Determination of microbial biomass in soils
TOC in soil science
Fertile soils contain a multitude of microorganisms. They are responsible for the degradation of organic substances and protection of the nutrient cycle. To evaluate soils in terms of their biodegradability and their fertility, the microbial biomass of the soil, i.e. the organic carbon fraction that is bound to these tiniest organisms, is determined.
The fumigation-extraction method is a commonly used method for the determination of microbial biomass in soils. The microbial biomass is described regarding extractable organic carbon compounds before and after killing off the microorganisms.
Figure 1: Automated NPOC calibration in the range of 1 to 10 mg/L
In the fumigation-extraction method, a subsample of the soil is treated with chloroform gas in a suitable apparatus (e.g. a desiccator) over an extended period of time of at least 24 hours. This destroys the cell walls and kills off the microorganisms. After fumigation, the chloroform remaining in the soil is removed.
Figure 2: Injection 1 – 20
DOC is determined first
Subsequent to fumigation, each fumigated subsample and one non-fumigated soil sample is mixed with a 0.5 M (mol/L) potassium sulfate solution and then shaken. After filtration of the eluate, the DOC (dissolved organic carbon) of the extracts is determined. Since experience has shown, not all cells are destroyed and extracted, and an empirical correction factor is additionally applied. (An exact description of the fumigation-extraction method is found in the EN ISO 14240-2:2011 standard).
Figure 3: Injection 581 – 600
DOC analyses of the potassium sulfate extracts are carried out using a TOC analyzer. In this procedure, the extract is mixed with an acid to remove the inorganic carbon fraction, whereby carbonates and hydrogen carbonates are converted to CO2. The carbon dioxide is purged from the sample using a purging gas.
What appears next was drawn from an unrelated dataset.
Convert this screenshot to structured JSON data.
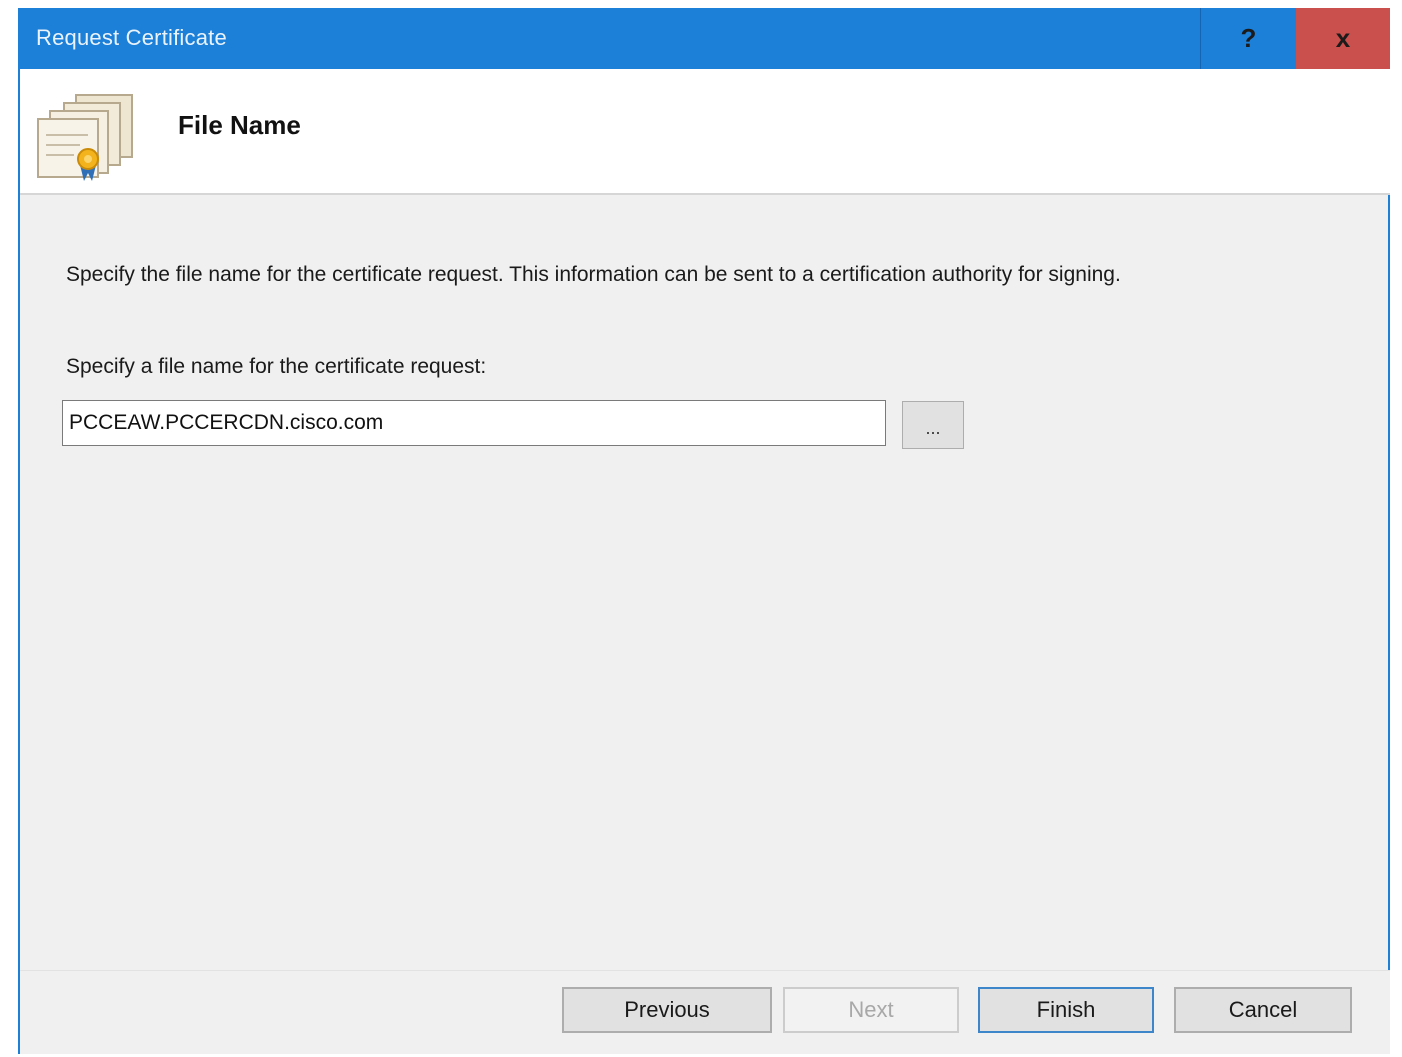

An aliquot of the pretreated extract is subsequently injected onto a hot platinum catalyst, whereby the organic substances are oxidized to CO2. A carrier gas transfers the carbon dioxide to an NDIR detector, which detects the amount of CO2.
Kit for high salt loads
For many TOC analyzers, the high salt loads of the extracts can, however, cause problems. The extraction solution alone has a salt load of approximately 87 g/L. High salt loads can lead to clogging of the catalysts and the combustion tubes. When the combustion temperature is too high, the salts form a melt that blocks the active sites of the catalyst.
Figure 4: Sequence (area and concentration) of the 600 injections
Therefore, Shimadzu’s TOC-L uses a catalytic combustion temperature of 680 °C, which is lower than the melting point of most salts. In addition, a special kit for high salt load samples is available for such measuring tasks. It consists of a combustion tube featuring a specific geometry and a unique catalyst mixture. This particular catalyst can handle up to 12 times more salt than a conventional catalyst.
Long-term test with 600 injections
A long-term test should show that an application, such as the analysis of soil extracts from a 0.5 M potassium sulfate solution can be carried out problem-free using a kit for high salt load samples. For this test, a 0.5 M K2SO4 solution (corresponding to 87 g/L) was injected 600 times onto the kit for high-salt samples.
Table 1: Statistical evaluation of the 600 injections
NPOC preparation: automated using the ISP module of the TOC-L analyzer
Acidification: 2 %
Sparging: 6 minutes
Injection volume: 50 µL
Calibration: 6-point calibration using the automated dilution function, from a stock solution in the range of 0.5 mg/L to 10 mg/L.
Even after 600 injections, the peak shapes remain exactly the same as at the start of the injection series. The results remain stable over the entire time period. As one can see, the TOC-L in combination with the kit for high salt load samples is highly suitable for TOC determination of salt-containing samples, such as soil extracts from a 0.5 M potassium sulfate solution.